Are some accreditors cutting corners in south Florida?

Sunday, August 26, 2007

MIAMI - It looks like there could be some more funny business going on in south Florida's hotbed of DME fraud and abuse. A number of industry watchers have heard of providers there being surveyed and approved for accreditation in as little as 20 to 40 minutes.

A typical survey should take four to 8 hours for a single location and sometimes longer, say accreditation officials. But with providers scrambling to become accredited by Oct. 31--the deadline set by CMS for those who want to participate in the first round of national competitive bidding--some surveyors may be taking shortcuts.

"It is grossly unfair to have some companies subjected to rigorous two-day inspections while others are given a free pass," said Florida healthcare attorney Javier Talamo. "I understand that accreditation is a business, but it must be conducted in an ethical manner."

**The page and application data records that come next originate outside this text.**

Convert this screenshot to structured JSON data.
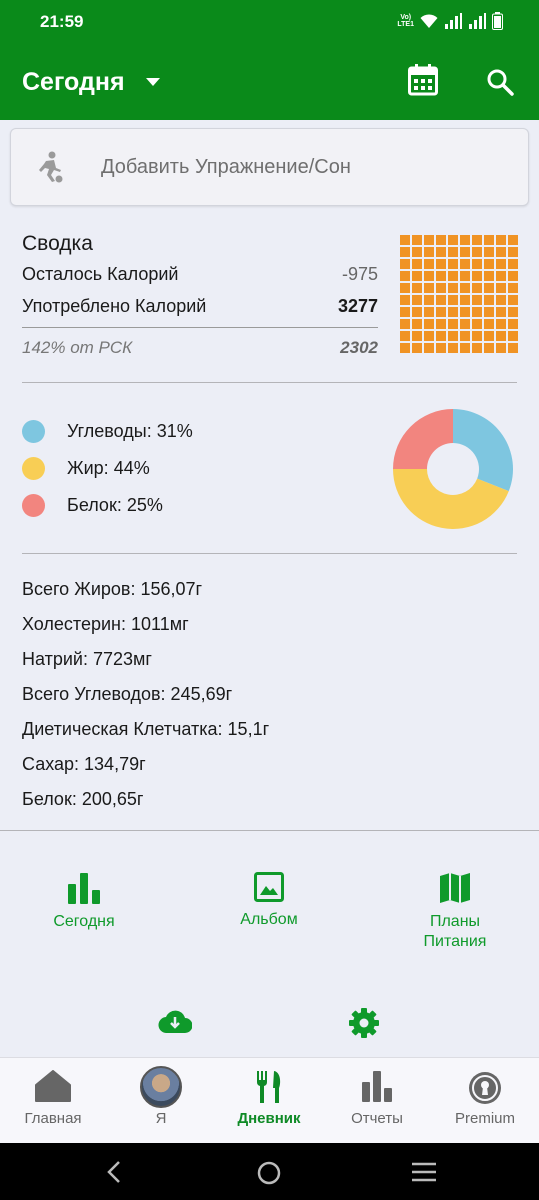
{
  "status": {
    "time": "21:59",
    "volte": "Vo) LTE1"
  },
  "appbar": {
    "title": "Сегодня"
  },
  "exercise": {
    "label": "Добавить Упражнение/Сон"
  },
  "summary": {
    "title": "Сводка",
    "remaining_label": "Осталось Калорий",
    "remaining_value": "-975",
    "consumed_label": "Употреблено Калорий",
    "consumed_value": "3277",
    "rsk_label": "142% от РСК",
    "rsk_value": "2302"
  },
  "macros": [
    {
      "label": "Углеводы: 31%",
      "color": "#7ec6e0",
      "percent": 31
    },
    {
      "label": "Жир: 44%",
      "color": "#f8ce55",
      "percent": 44
    },
    {
      "label": "Белок: 25%",
      "color": "#f2857f",
      "percent": 25
    }
  ],
  "nutrients": [
    "Всего Жиров: 156,07г",
    "Холестерин: 1011мг",
    "Натрий: 7723мг",
    "Всего Углеводов: 245,69г",
    "Диетическая Клетчатка: 15,1г",
    "Сахар: 134,79г",
    "Белок: 200,65г"
  ],
  "tiles": [
    {
      "label": "Сегодня",
      "icon": "bar-chart-icon"
    },
    {
      "label": "Альбом",
      "icon": "image-icon"
    },
    {
      "label": "Планы Питания",
      "icon": "map-icon"
    }
  ],
  "nav": {
    "home": "Главная",
    "me": "Я",
    "diary": "Дневник",
    "reports": "Отчеты",
    "premium": "Premium"
  },
  "colors": {
    "brand": "#0a8a1a",
    "accent_green": "#0f9a2b",
    "waffle": "#f09324"
  }
}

So far, news of the quickie surveys has traveled by word of mouth. No one's pointing fingers, and CMS declined to "respond to generalized rumors."

"If you know of a particular accrediting organization that is alleged to be cutting corners," please contact us with the details, a CMS official told HME News in mid-August.

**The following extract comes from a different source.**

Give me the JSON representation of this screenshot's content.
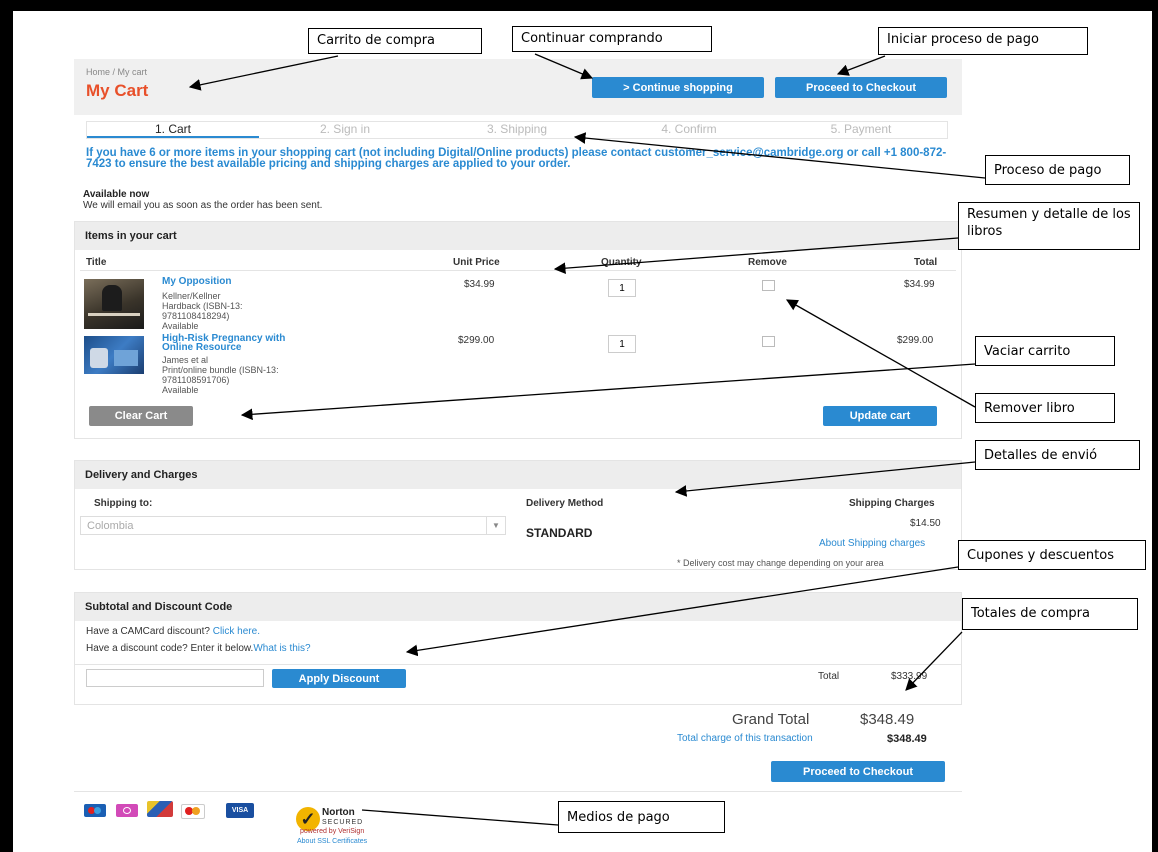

A chance exists, say industry watchers, that CMS could penalize a rogue accrediting organization by refusing to accept its seal of approval. If that occurs, HMEs surveyed and approved by that accreditor could be forced to seek accreditation with another agency. That could spell disaster for a company planning to participate in competitive bidding.

Terry Duncombe, president and CEO of the Community Health Accreditation Program (CHAP), said she's "heard the complaints" but is not sure which organizations are rushing though the site surveys. CHAP's surveys take one to two days, she said.

Like Duncombe, officials at JCAHO, ACHC, the Compliance Team and HQAA (five of the 10 accrediting organizations approved by CMS) said their surveys take about a day to complete. Jim Newberry, deputy director of the Board of Orthotist/Prosthetist Certification (BOC)--another CMS approved accrediting organization--said his surveyors can inspect a small DME location in about four hours.

"We're trying to make it a streamlined process," Newberry said. "We've been back to some facilities two or three times, making sure they have corrected problems and are compliant with everything. I don't want it floating around that we are giving (anyone) a break. We are here to do the job and to get it done right."

When you consider that it takes a provider four to six months to prepare for a site survey, rushing through it in under an hour shows little respect for the process and lacks credibility, said Mary Nicholas, executive director of HQAA.

"I don't think I'd want Ford Motors to go through a quality process that takes half a day," she said. "I want to make sure that my automobile is safe and has met quality standards. I think the same should hold true for any organization."